Day camps that make the magic of summer accessible to all children

Lethbridge-Layton-Mackay staff member) helping a camper during a science activity at the 2018 developmental coordination disorder camp at the Mackay site
Lethbridge-Layton-Mackay staff member) helping a camper during a science activity at the 2018 developmental coordination disorder camp at the Mackay site

Summer provides children a well-deserved break from school, with more time spent at home or at a day camp having fun. However, for a child with a physical impairment many camps are not adapted to their needs, or they must continue their therapy throughout the summer. To help these children enjoy their summer to the fullest, while achieving their therapy goals, the Lethbridge-Layton-Mackay Rehabilitation Centre offers two intensive summer therapeutic camps at its Mackay site: the Developmental Coordination Disorder (DCD) Camp, and the Constraint Induced Movement Therapy (CIMT) camp. The Centre has also partnered with Camp Massawippi since its beginnings in 1951. For the past several years, the Lethbridge-Layton-Mackay Rehabilitation Centre has partnered with Camp Massawippi to hold its day camp at the Mackay site.

The DCD Camp’s format is two week-long sessions, one for children ages 5 to 7 and the other for children 8 to 11 years. Joelle Poirier, Clinical Coordinator for the 8-21 years old program at Lethbridge-Layton-Mackay’s Mackay site, says that the DCD Camp fosters a supportive setting. “Due to their coordination and motor difficulties, children with developmental coordination disorder are often teased at school, participate in less activities, have fewer friends and lack self-confidence. Everyday tasks such as changing into a bathing suit, organizing their school bags, or throwing a ball are often major challenges for them.” The DCD Camp is run by a multidisciplinary team including occupational therapists, specialized educators, physiotherapists, and volunteers. Many activities are also animated by community partner organizations. The children are exposed to a variety of activities such as fencing, judo, arts and crafts, swimming, science experiments, and cooking.

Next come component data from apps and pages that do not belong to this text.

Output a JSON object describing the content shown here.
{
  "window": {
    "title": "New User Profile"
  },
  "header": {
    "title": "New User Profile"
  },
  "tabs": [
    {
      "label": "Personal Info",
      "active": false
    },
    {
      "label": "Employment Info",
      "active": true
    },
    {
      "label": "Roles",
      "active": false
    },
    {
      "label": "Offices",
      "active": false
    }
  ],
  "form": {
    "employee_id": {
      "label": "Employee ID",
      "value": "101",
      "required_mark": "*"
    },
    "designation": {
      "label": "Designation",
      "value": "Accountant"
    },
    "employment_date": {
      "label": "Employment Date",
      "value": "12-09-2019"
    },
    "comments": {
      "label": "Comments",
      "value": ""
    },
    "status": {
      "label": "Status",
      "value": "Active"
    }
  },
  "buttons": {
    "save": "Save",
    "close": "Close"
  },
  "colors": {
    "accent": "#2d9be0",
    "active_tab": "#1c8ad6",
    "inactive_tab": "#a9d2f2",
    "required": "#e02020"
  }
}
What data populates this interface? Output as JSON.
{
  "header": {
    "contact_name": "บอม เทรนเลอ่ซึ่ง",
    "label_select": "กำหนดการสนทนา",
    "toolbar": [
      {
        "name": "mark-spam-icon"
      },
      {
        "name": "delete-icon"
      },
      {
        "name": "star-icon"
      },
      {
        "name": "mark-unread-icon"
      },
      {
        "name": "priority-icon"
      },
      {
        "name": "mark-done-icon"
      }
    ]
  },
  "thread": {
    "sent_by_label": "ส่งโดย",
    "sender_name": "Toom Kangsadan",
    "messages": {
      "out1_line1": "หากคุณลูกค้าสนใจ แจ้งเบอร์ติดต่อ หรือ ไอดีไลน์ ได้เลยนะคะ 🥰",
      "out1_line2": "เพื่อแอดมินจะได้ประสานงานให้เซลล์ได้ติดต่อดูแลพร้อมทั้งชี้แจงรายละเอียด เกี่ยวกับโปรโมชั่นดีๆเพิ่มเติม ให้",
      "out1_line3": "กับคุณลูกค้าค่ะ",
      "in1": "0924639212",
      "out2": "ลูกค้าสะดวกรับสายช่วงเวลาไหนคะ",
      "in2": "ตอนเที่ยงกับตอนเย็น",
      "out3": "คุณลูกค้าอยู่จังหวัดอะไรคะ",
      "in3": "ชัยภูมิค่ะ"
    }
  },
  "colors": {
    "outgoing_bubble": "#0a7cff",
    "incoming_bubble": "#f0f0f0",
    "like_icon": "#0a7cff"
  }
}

The therapists focus on specific goals chosen by each child, while providing an opportunity for socialization and fun. The therapists use the CO-OP (Cognitive Orientation to daily Occupational Performance) approach, where they guide the children to discover their own strategies to reach a desired goal. “By using CO-OP, children are able to reach their goals including learning to ride a bike without training wheels, using utensils to cut and eat food, drawing a unicorn, and playing a game with other children,” says Ms. Poirier.

At the end of the week, parents are invited to a special presentation showcasing activities their children participated in and the individual goals they worked on. The feedback from parents has been very positive. Some have noticed that their child is more active and less messy at home. One parent said her son loved it, and hoped that in the future it would continue for multiple weeks.  

The Constraint Induced Movement Therapy camp takes place over three weeks for children with a diagnosis of cerebral palsy or hemiplegia that has affected the use of a limb. The camp’s objective is to help children improve the spontaneous use of the affected arm in daily activities, through the use of constraints on the unaffected arm while engaging in repetitive and intensive practicing of gross and fine motor tasks. At the end of every day, they practice goals that target activities of daily living where two hands are required.

Marie-Hélène Bosisio, Occupational Therapist in the 0-7 years old Program, says that one of the impacts the camp has on participants is helping them better understand their condition. “Children feel they have a safe place to try new challenges and persevere. For some this has transferred into their home environment, where they continue to challenge themselves to improve the use of their hand on a daily basis – even months after the camp ends.”